test Twitter Media - #DYK there are simple steps you can take to prevent food poisoning? One easy tip is to use a food thermometer to make sure food is fully cooked. https://t.co/QlFpd1alG3 https://t.co/4kQ9JWhEf3

#LymeDisease

"Tick Season" Lyme Disease The CDC has recognized that Lyme Disease is the fastest growing disease in America. Many doctors think the only way you can get lyme disease is if you get a tick bite and get a rash but this is not true! tinyurl.com/y44h6tnu #lymedisease

test Twitter Media - "Tick Season" Lyme Disease
 The CDC has recognized that Lyme Disease is the fastest growing disease in America.
Many doctors think the only way you can get lyme disease is if you get a tick bite and get a rash but this is not true!    https://t.co/dz1HhwLeeU   #lymedisease https://t.co/9yxhuMcQxk

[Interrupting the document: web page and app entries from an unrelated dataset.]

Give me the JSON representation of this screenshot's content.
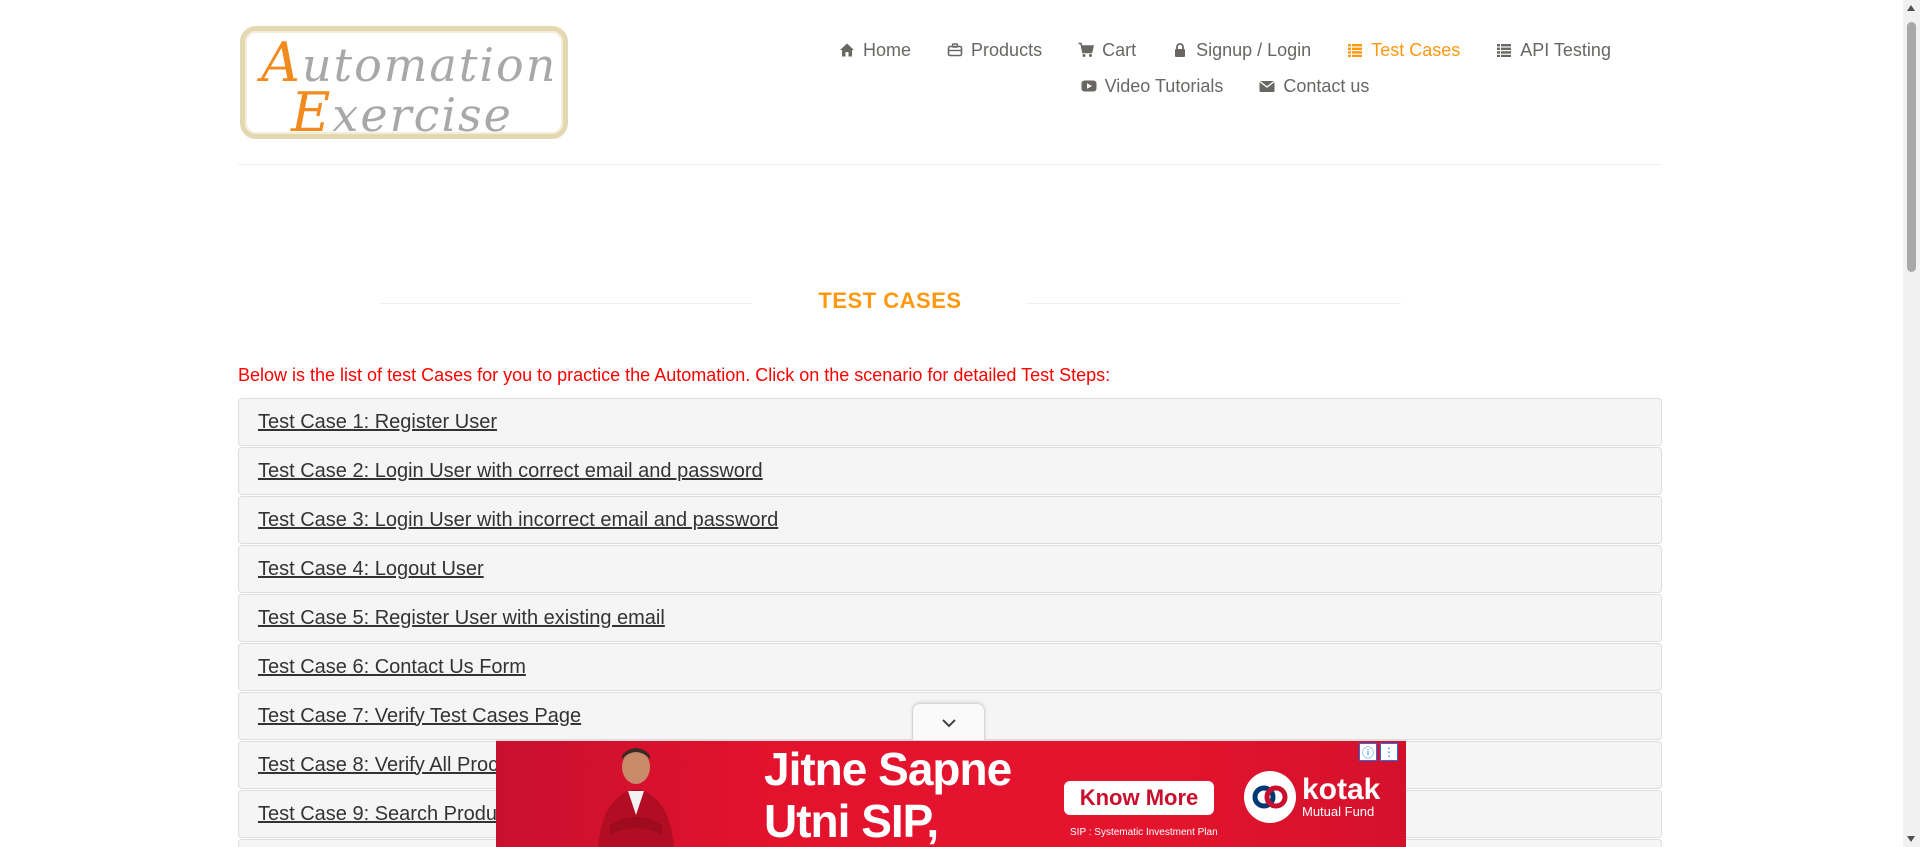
{
  "logo": {
    "line1_first": "A",
    "line1_rest": "utomation",
    "line2_first": "E",
    "line2_rest": "xercise"
  },
  "nav": [
    {
      "label": "Home",
      "icon": "home-icon",
      "active": false
    },
    {
      "label": "Products",
      "icon": "briefcase-icon",
      "active": false
    },
    {
      "label": "Cart",
      "icon": "cart-icon",
      "active": false
    },
    {
      "label": "Signup / Login",
      "icon": "lock-icon",
      "active": false
    },
    {
      "label": "Test Cases",
      "icon": "list-icon",
      "active": true
    },
    {
      "label": "API Testing",
      "icon": "list-icon",
      "active": false
    },
    {
      "label": "Video Tutorials",
      "icon": "youtube-icon",
      "active": false
    },
    {
      "label": "Contact us",
      "icon": "envelope-icon",
      "active": false
    }
  ],
  "page": {
    "title": "TEST CASES",
    "intro": "Below is the list of test Cases for you to practice the Automation. Click on the scenario for detailed Test Steps:"
  },
  "test_cases": [
    "Test Case 1: Register User",
    "Test Case 2: Login User with correct email and password",
    "Test Case 3: Login User with incorrect email and password",
    "Test Case 4: Logout User",
    "Test Case 5: Register User with existing email",
    "Test Case 6: Contact Us Form",
    "Test Case 7: Verify Test Cases Page",
    "Test Case 8: Verify All Proc",
    "Test Case 9: Search Produ"
  ],
  "ad": {
    "headline_line1": "Jitne Sapne",
    "headline_line2": "Utni SIP,",
    "cta": "Know More",
    "disclaimer": "SIP : Systematic Investment Plan",
    "brand_name": "kotak",
    "brand_sub": "Mutual Fund",
    "info_glyph": "ⓘ",
    "menu_glyph": "⋮"
  },
  "colors": {
    "accent": "#fe980f",
    "intro_red": "#fe0000",
    "nav_text": "#696763",
    "ad_red": "#e3122d"
  }
}
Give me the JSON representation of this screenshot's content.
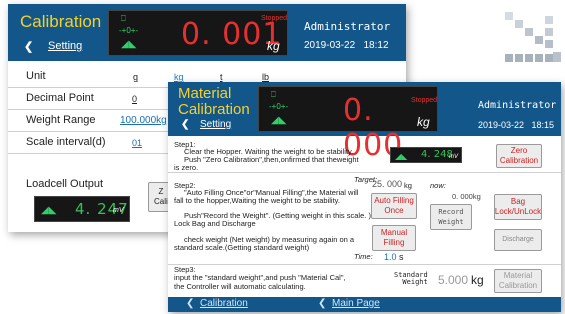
{
  "logo_squares": 13,
  "back_panel": {
    "title": "Calibration",
    "back_label": "Setting",
    "lcd": {
      "value": "0. 001",
      "unit": "kg",
      "status": "Stopped",
      "icons": [
        "-+0+-",
        "◢◣"
      ]
    },
    "user": "Administrator",
    "datetime": "2019-03-22   18:12",
    "rows": [
      {
        "label": "Unit",
        "options": [
          "g",
          "kg",
          "t",
          "lb"
        ]
      },
      {
        "label": "Decimal Point",
        "options": [
          "0"
        ]
      },
      {
        "label": "Weight Range",
        "options": [
          "100.000kg"
        ]
      },
      {
        "label": "Scale interval(d)",
        "options": [
          "01"
        ]
      }
    ],
    "loadcell": {
      "label": "Loadcell Output",
      "value": "4. 247",
      "unit": "mV",
      "button_partial": "Z\nCali"
    }
  },
  "front_panel": {
    "title_line1": "Material",
    "title_line2": "Calibration",
    "back_label": "Setting",
    "lcd": {
      "value": "0. 000",
      "unit": "kg",
      "status": "Stopped"
    },
    "user": "Administrator",
    "datetime": "2019-03-22   18:15",
    "step1": {
      "heading": "Step1:",
      "line1": "Clear the Hopper. Waiting the weight to be stability.",
      "line2": "Push \"Zero Calibration\",then,onfirmed that theweight",
      "line3": "is zero.",
      "mini_value": "4. 248",
      "mini_unit": "mV",
      "zero_button": "Zero\nCalibration"
    },
    "step2": {
      "heading": "Step2:",
      "line1": "\"Auto Filling Once\"or\"Manual Filling\",the Material will",
      "line2": "fall to the hopper,Waiting the weight to be stability.",
      "line3": "Push\"Record the Weight\". (Getting weight in this scale. )",
      "line4": "Lock Bag and Discharge",
      "line5": "check weight (Net weight) by measuring again on a",
      "line6": "standard scale.(Getting standard weight)",
      "target_label": "Target:",
      "target_value": "25. 000",
      "target_unit": "kg",
      "now_label": "now:",
      "now_value": "0. 000kg",
      "auto_fill_button": "Auto Filling\nOnce",
      "record_button": "Record\nWeight",
      "bag_button": "Bag\nLock/UnLock",
      "manual_button": "Manual\nFilling",
      "discharge_button": "Discharge",
      "time_label": "Time:",
      "time_value": "1.0",
      "time_unit": "s"
    },
    "step3": {
      "heading": "Step3:",
      "line1": "input the \"standard weight\",and push \"Material Cal\",",
      "line2": "the Controller will automatic calculating.",
      "std_label": "Standard\nWeight",
      "std_value": "5.000",
      "std_unit": "kg",
      "material_button": "Material\nCalibration"
    },
    "footer": {
      "calibration_link": "Calibration",
      "main_link": "Main Page"
    }
  }
}
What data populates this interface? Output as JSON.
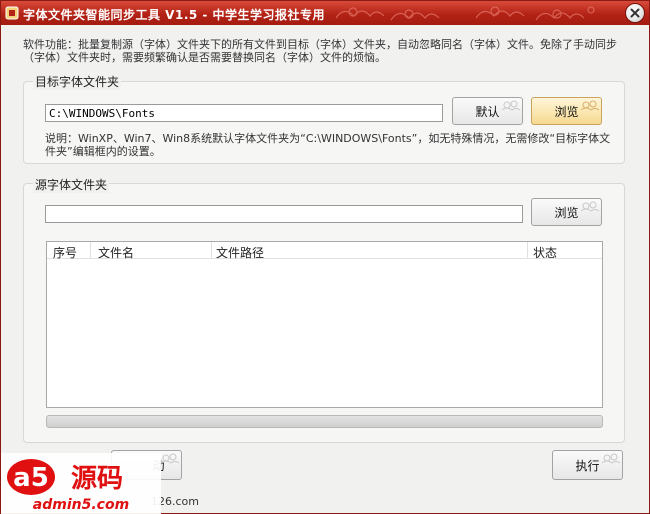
{
  "window": {
    "title": "字体文件夹智能同步工具 V1.5 - 中学生学习报社专用"
  },
  "description": "软件功能：批量复制源（字体）文件夹下的所有文件到目标（字体）文件夹，自动忽略同名（字体）文件。免除了手动同步（字体）文件夹时，需要频繁确认是否需要替换同名（字体）文件的烦恼。",
  "target_group": {
    "label": "目标字体文件夹",
    "path_value": "C:\\WINDOWS\\Fonts",
    "default_button": "默认",
    "browse_button": "浏览",
    "note": "说明：WinXP、Win7、Win8系统默认字体文件夹为“C:\\WINDOWS\\Fonts”，如无特殊情况，无需修改“目标字体文件夹”编辑框内的设置。"
  },
  "source_group": {
    "label": "源字体文件夹",
    "path_value": "",
    "browse_button": "浏览",
    "columns": [
      "序号",
      "文件名",
      "文件路径",
      "状态"
    ],
    "rows": [],
    "progress": 0
  },
  "bottom": {
    "middle_button_partial": "动",
    "execute_button": "执行",
    "footer_partial": "126.com"
  },
  "watermark": {
    "main": "a5源码",
    "sub": "admin5.com"
  },
  "colors": {
    "titlebar": "#b32316",
    "hot_button": "#f6d98f",
    "watermark_red": "#e01010"
  }
}
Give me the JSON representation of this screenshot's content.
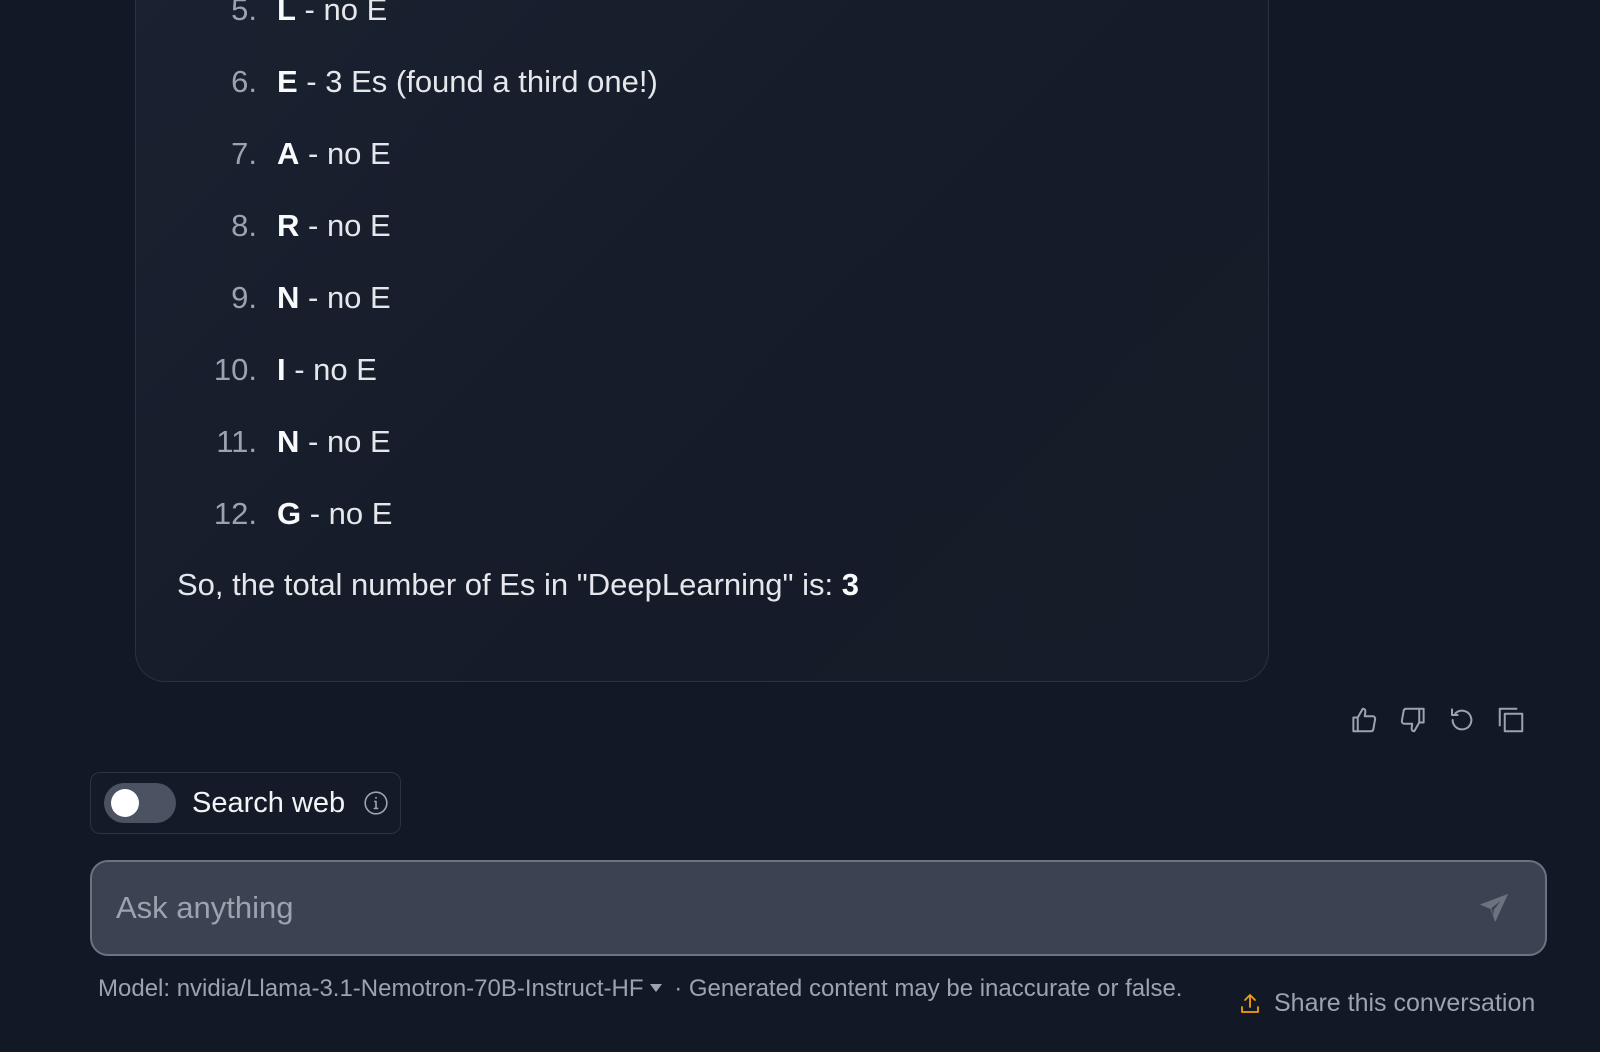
{
  "message": {
    "steps": [
      {
        "num": "5.",
        "letter": "L",
        "text": " - no E"
      },
      {
        "num": "6.",
        "letter": "E",
        "text": " - 3 Es (found a third one!)"
      },
      {
        "num": "7.",
        "letter": "A",
        "text": " - no E"
      },
      {
        "num": "8.",
        "letter": "R",
        "text": " - no E"
      },
      {
        "num": "9.",
        "letter": "N",
        "text": " - no E"
      },
      {
        "num": "10.",
        "letter": "I",
        "text": " - no E"
      },
      {
        "num": "11.",
        "letter": "N",
        "text": " - no E"
      },
      {
        "num": "12.",
        "letter": "G",
        "text": " - no E"
      }
    ],
    "summary_prefix": "So, the total number of Es in \"DeepLearning\" is: ",
    "summary_value": "3"
  },
  "actions": {
    "icons": [
      "thumbs-up-icon",
      "thumbs-down-icon",
      "retry-icon",
      "copy-icon"
    ]
  },
  "search_web": {
    "label": "Search web",
    "enabled": false
  },
  "input": {
    "placeholder": "Ask anything",
    "value": ""
  },
  "footer": {
    "model_prefix": "Model: ",
    "model_name": "nvidia/Llama-3.1-Nemotron-70B-Instruct-HF",
    "disclaimer": " · Generated content may be inaccurate or false.",
    "share_label": "Share this conversation"
  },
  "colors": {
    "background": "#121826",
    "card_border": "#2a3140",
    "input_bg": "#3b4252",
    "share_icon": "#f59e0b"
  }
}
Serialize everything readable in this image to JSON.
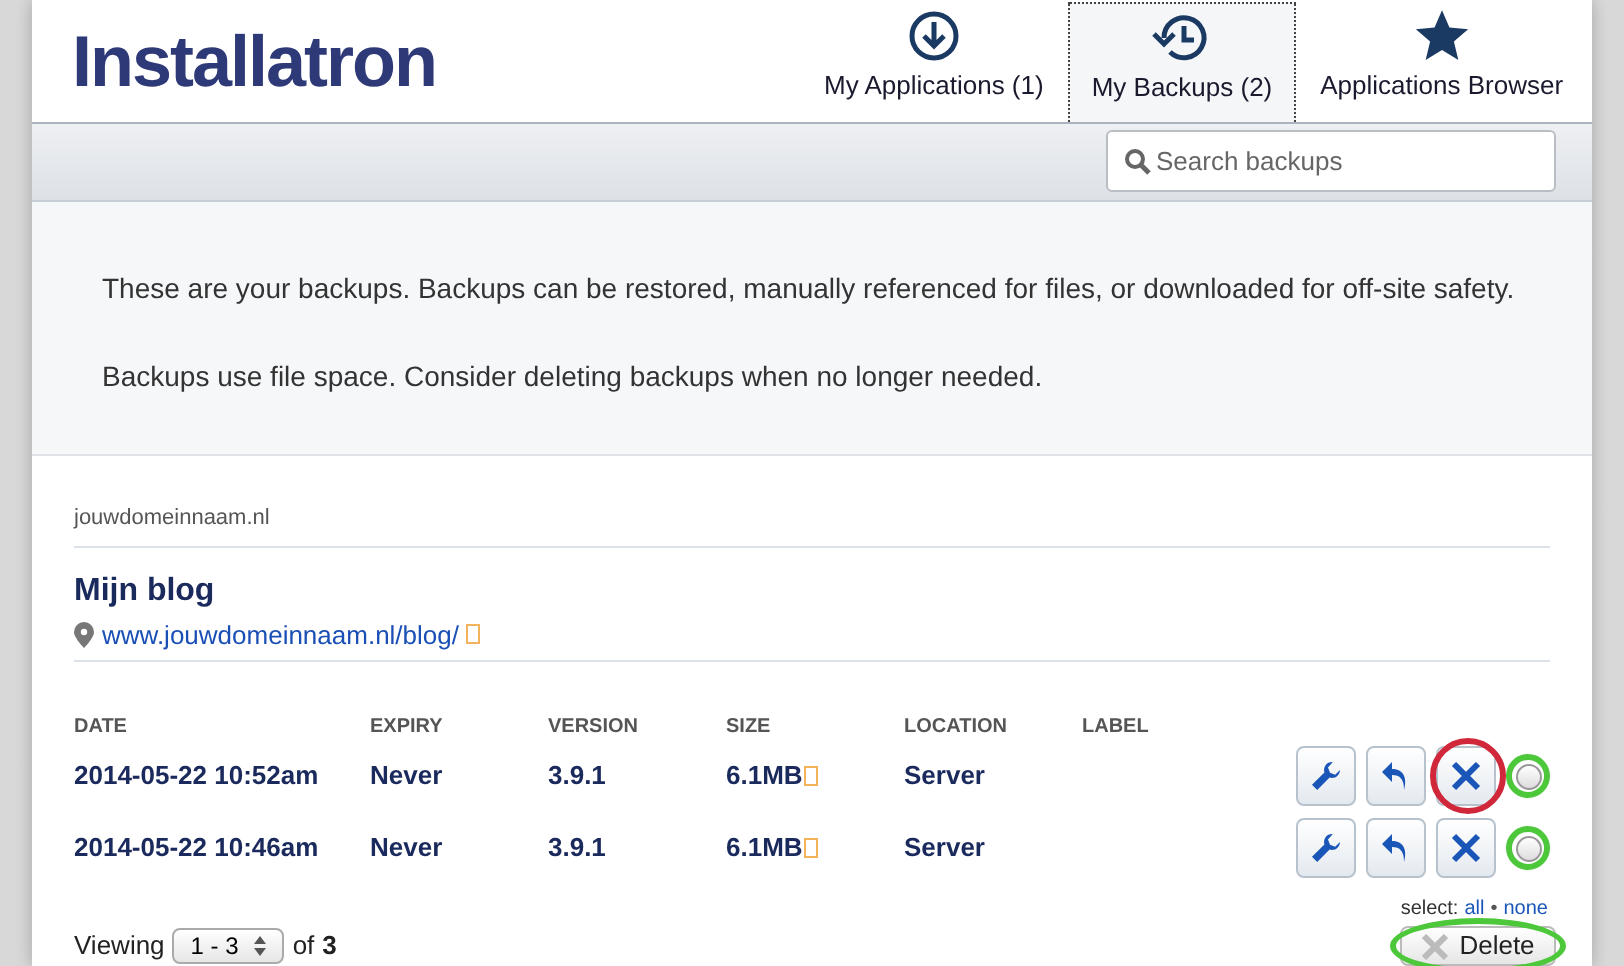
{
  "logo": "Installatron",
  "tabs": [
    {
      "label": "My Applications (1)",
      "selected": false
    },
    {
      "label": "My Backups (2)",
      "selected": true
    },
    {
      "label": "Applications Browser",
      "selected": false
    }
  ],
  "search": {
    "placeholder": "Search backups"
  },
  "info": [
    "These are your backups. Backups can be restored, manually referenced for files, or downloaded for off-site safety.",
    "Backups use file space. Consider deleting backups when no longer needed."
  ],
  "domain": "jouwdomeinnaam.nl",
  "app": {
    "title": "Mijn blog",
    "url": "www.jouwdomeinnaam.nl/blog/"
  },
  "table": {
    "columns": [
      "DATE",
      "EXPIRY",
      "VERSION",
      "SIZE",
      "LOCATION",
      "LABEL"
    ],
    "rows": [
      {
        "date": "2014-05-22 10:52am",
        "expiry": "Never",
        "version": "3.9.1",
        "size": "6.1MB",
        "location": "Server",
        "delete_circled": true,
        "checkbox_circled": true,
        "checked": false
      },
      {
        "date": "2014-05-22 10:46am",
        "expiry": "Never",
        "version": "3.9.1",
        "size": "6.1MB",
        "location": "Server",
        "delete_circled": false,
        "checkbox_circled": true,
        "checked": false
      }
    ]
  },
  "select": {
    "label": "select:",
    "all": "all",
    "separator": "•",
    "none": "none"
  },
  "pager": {
    "prefix": "Viewing",
    "range": "1 - 3",
    "of": "of",
    "total": "3"
  },
  "delete_button": {
    "label": "Delete",
    "disabled": true,
    "circled": true
  }
}
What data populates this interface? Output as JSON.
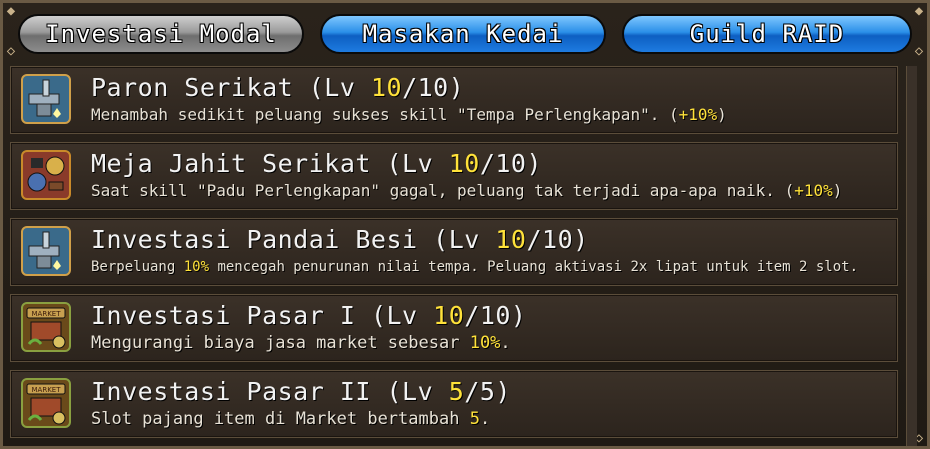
{
  "tabs": [
    {
      "label": "Investasi Modal",
      "state": "inactive"
    },
    {
      "label": "Masakan Kedai",
      "state": "active"
    },
    {
      "label": "Guild RAID",
      "state": "active"
    }
  ],
  "items": [
    {
      "icon": "anvil-icon",
      "name": "Paron Serikat",
      "lv_prefix": "(Lv ",
      "lv_current": "10",
      "lv_max": "/10)",
      "desc_pre": "Menambah sedikit peluang sukses skill \"Tempa Perlengkapan\". (",
      "desc_hl": "+10%",
      "desc_post": ")"
    },
    {
      "icon": "sewing-table-icon",
      "name": "Meja Jahit Serikat",
      "lv_prefix": "(Lv ",
      "lv_current": "10",
      "lv_max": "/10)",
      "desc_pre": "Saat skill \"Padu Perlengkapan\" gagal, peluang tak terjadi apa-apa naik. (",
      "desc_hl": "+10%",
      "desc_post": ")"
    },
    {
      "icon": "anvil-icon",
      "name": "Investasi Pandai Besi",
      "lv_prefix": "(Lv ",
      "lv_current": "10",
      "lv_max": "/10)",
      "desc_pre": "Berpeluang ",
      "desc_hl": "10%",
      "desc_post": " mencegah penurunan nilai tempa. Peluang aktivasi 2x lipat untuk item 2 slot."
    },
    {
      "icon": "market-chest-icon",
      "name": "Investasi Pasar I",
      "lv_prefix": "(Lv ",
      "lv_current": "10",
      "lv_max": "/10)",
      "desc_pre": "Mengurangi biaya jasa market sebesar ",
      "desc_hl": "10%",
      "desc_post": "."
    },
    {
      "icon": "market-chest-icon",
      "name": "Investasi Pasar II",
      "lv_prefix": "(Lv ",
      "lv_current": "5",
      "lv_max": "/5)",
      "desc_pre": "Slot pajang item di Market bertambah ",
      "desc_hl": "5",
      "desc_post": "."
    }
  ],
  "market_sign": "MARKET",
  "colors": {
    "highlight": "#ffe23a",
    "active_tab": "#1e7be0",
    "inactive_tab": "#9a9a9a"
  }
}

Good news for patients with #LymeDisease | A new study sheds more light on the question of #Lyme disease symptoms that persist after a “standard” course of antibiotic treatment. Finds triple-drug combination clears infection in mice. Learn more here: lymedisease.org/lymesci-jhu-pe…

test Twitter Media - Good news for patients with #LymeDisease | A new study sheds more light on the question of #Lyme disease symptoms that persist after a “standard” course of antibiotic treatment. Finds triple-drug combination clears infection in mice. 
Learn more here: 
https://t.co/HAg1kncTAu https://t.co/5pS4lbHwOF

Excellent idea for #LymeDisease Awareness. You can order these signs free from the CDC. Then meet with your city Park & Recreation Dept. and have them distribute to your local parks. May is #LymeDiseaseAwareness Month. Help spread the word about Lyme and tick-borne diseases. 💚 twitter.com/beccainparadis…

If you know someone with #Lyme who's managing to keep it all together, that's not a testament to how minor their illness is. It's a testament to how strong they are. My latest for @bustle: bustle.com/p/i-have-lyme-… #LymeDisease #ChronicIllness

#NTD’s

In the past 15 years, housing has dramatically improved in sub-Saharan Africa. On #WorldMalariaDay, @RTI_Intl @donal_bisanzio examines how increased investment in housing can have a positive effect on health outcomes in #malaria, #NTDs & more: bit.ly/2IXqS1V @USAIDGH

test Twitter Media - In the past 15 years, housing has dramatically improved in sub-Saharan Africa. On #WorldMalariaDay, @RTI_Intl @donal_bisanzio examines how increased investment in housing can have a positive effect on health outcomes in #malaria, #NTDs & more: https://t.co/Q4nP21rEE6 @USAIDGH https://t.co/QxQDtCK6q3

Can #ArtificialIntelligence help identify new drug leads for #NTDs? We've partnered with San Fransico-based #AI company @AtomwiseInc to fast track drug development for #Chagas disease. Read more about some of our early successes: dndi.org/2019/media-cen…

test Twitter Media - Can #ArtificialIntelligence help identify new drug leads for #NTDs? We've partnered with San Fransico-based #AI company @AtomwiseInc to fast track drug development for #Chagas disease. Read more about some of our early successes: https://t.co/Z75ykRp6v9 https://t.co/Ep0gLEIZxi

Trending

Copyright © 2019. All Rights Reserved. The Human Parasite Support Network.